IMAGE 1
View of LA Basin from Cucamonga Peak


On the Butler Peak trip, I wore the shoes even though there was two inches (5 cm) of snow on the ground from a late season light snow the previous day. By the end of the day, most of the snow had melted from the sun and warm weather. The shoes, my feet and my socks got completely wet on the way to the peak in the morning. I took off my socks on the lunch break and wore the shoes without socks back to the car. I wanted to test the barefoot construction of the shoes which states they can be worn with or without socks. By the time I got back to the car, I had a small blister on my right heel and a corresponding small wear spot on the inside of my right shoe. Wearing the shoes without socks was not comfortable on my feet. After this experience, I wore my toe socks for the rest of the trips.

IMAGE 2
on the way to Butler Peak


After all of the trips on the trails noted above, the shoes are showing some wear as described in more detail below.

The toe of the left shoe is coming loose but is not completely separated yet.
IMAGE 3
left shoe separation


The tread under the balls of my feet are wearing down and I am noticing increasing slippage in the grip.
IMAGE 4
tread wear


The insides of the heels are both worn through as shown below.
IMAGE 5
left heel wear
IMAGE 6
right heel wear


The reinforced side mudguards are in great shape and show no wear.

With all the wear noted above, the shoes are still comfortable and supportive for my feet while carrying a fully loaded backpack. I will continue to wear them for the remainder of the test period.

SUMMARY

The minimalist design of the shoes is a good idea for warm summer trips when walking through a stream with no socks and letting the water run out of the shoes sounds like a great idea.

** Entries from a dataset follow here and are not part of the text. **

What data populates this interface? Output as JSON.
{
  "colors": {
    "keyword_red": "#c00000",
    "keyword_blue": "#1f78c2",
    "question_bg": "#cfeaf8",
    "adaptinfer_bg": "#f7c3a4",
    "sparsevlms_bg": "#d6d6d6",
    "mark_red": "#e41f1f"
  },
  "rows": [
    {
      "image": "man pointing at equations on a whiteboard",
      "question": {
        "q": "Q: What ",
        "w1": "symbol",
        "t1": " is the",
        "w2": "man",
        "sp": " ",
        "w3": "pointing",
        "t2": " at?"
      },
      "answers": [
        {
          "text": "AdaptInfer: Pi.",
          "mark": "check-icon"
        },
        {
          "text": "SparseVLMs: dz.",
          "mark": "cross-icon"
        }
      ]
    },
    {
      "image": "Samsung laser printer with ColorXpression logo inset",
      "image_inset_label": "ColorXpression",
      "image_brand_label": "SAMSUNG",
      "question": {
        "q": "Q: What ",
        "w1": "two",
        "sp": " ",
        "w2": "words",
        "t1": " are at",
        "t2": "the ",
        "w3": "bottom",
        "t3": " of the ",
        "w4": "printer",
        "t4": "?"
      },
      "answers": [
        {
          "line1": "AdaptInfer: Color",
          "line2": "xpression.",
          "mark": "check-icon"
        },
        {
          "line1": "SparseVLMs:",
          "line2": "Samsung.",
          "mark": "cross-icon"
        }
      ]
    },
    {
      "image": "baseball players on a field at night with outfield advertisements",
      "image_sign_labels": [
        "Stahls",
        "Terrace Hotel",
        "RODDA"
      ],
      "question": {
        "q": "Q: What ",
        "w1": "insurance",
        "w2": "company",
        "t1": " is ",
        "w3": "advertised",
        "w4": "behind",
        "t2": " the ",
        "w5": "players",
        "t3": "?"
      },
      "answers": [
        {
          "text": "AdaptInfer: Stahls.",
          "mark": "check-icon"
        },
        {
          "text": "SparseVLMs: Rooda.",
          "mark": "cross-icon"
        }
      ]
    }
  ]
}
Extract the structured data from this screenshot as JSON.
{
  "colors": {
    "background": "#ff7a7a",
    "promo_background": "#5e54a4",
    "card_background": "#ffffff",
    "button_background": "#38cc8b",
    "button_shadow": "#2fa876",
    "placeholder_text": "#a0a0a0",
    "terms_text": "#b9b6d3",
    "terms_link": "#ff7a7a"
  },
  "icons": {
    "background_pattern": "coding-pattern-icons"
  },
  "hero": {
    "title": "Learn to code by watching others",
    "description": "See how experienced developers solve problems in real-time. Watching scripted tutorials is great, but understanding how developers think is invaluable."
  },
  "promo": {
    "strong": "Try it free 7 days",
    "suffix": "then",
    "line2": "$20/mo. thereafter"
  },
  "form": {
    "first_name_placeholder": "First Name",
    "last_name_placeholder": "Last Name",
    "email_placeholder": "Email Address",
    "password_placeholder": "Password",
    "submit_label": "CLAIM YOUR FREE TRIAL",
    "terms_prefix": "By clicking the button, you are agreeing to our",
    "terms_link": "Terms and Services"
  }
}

Obviously this doesn't work so well with snow or rain, but I wore them anyway to see what would happen. As is obvious, my shoes, socks and feet got completely wet and cold.

I am not impressed with the durability of the shoes so far considering the separation of the left toe and the wear to my heels. However, I am impressed that the shoes are still comfortable to wear and supportive on my feet with the wear described above. I will wear the shoes until it is obvious they need to be retired.


LONG-TERM REPORT

LONG-TERM TEST SUMMARY

I wore the shoes on three more day hikes during this test phase. I had to stop wearing them due to the deterioration of the heel lining as shown in the pictures above. I am getting blisters where the wear spots are located. The condition of the shoes makes them no longer comfortable to wear on long day hikes or backpack trips. They can still be worn for one or two more short day hikes. They were comfortable to wear for a little while after the wear spots developed, but the continued use has worn them out. The durability of the shoes is not good for heavy use. These shoes work well for their designed use as light trail shoes that can be worn through streams and continue hiking without stopping to remove them.

In all fairness, I wore these shoes to walk at least a mile every day since I received them. Not all trips were hikes in the mountains. Some use was just walking on sidewalk around town and to go shopping. I really liked wearing these shoes so I put them to the test.

This test series is now concluded. Many thanks to Chacos and BackpackGearTest.org for this testing opportunity.

This report was created with the BackpackGearTest.org Report Writer Version 1. Copyright 2015. All rights reserved.
Read more gear reviews by Frances Penn

Reviews > Footwear > Trail Shoes > Chaco OutCross Evo 3 Trail Shoes > Test Report by Frances Penn



Product tested and reviewed in each Formal Test Report has been provided free of charge by the manufacturer to BackpackGearTest.org. Upon completion of the Test Series the writer is permitted to keep the product. Owner Reviews are based on product owned by the reviewer personally unless otherwise noted.

If you are an avid backpacker, we are always looking for enthusiastic, quality reviewers. Apply here to be a gear tester.


All material on this site is the exclusive property of BackpackGearTest.org.
BackpackGearTest software copyright David Anderson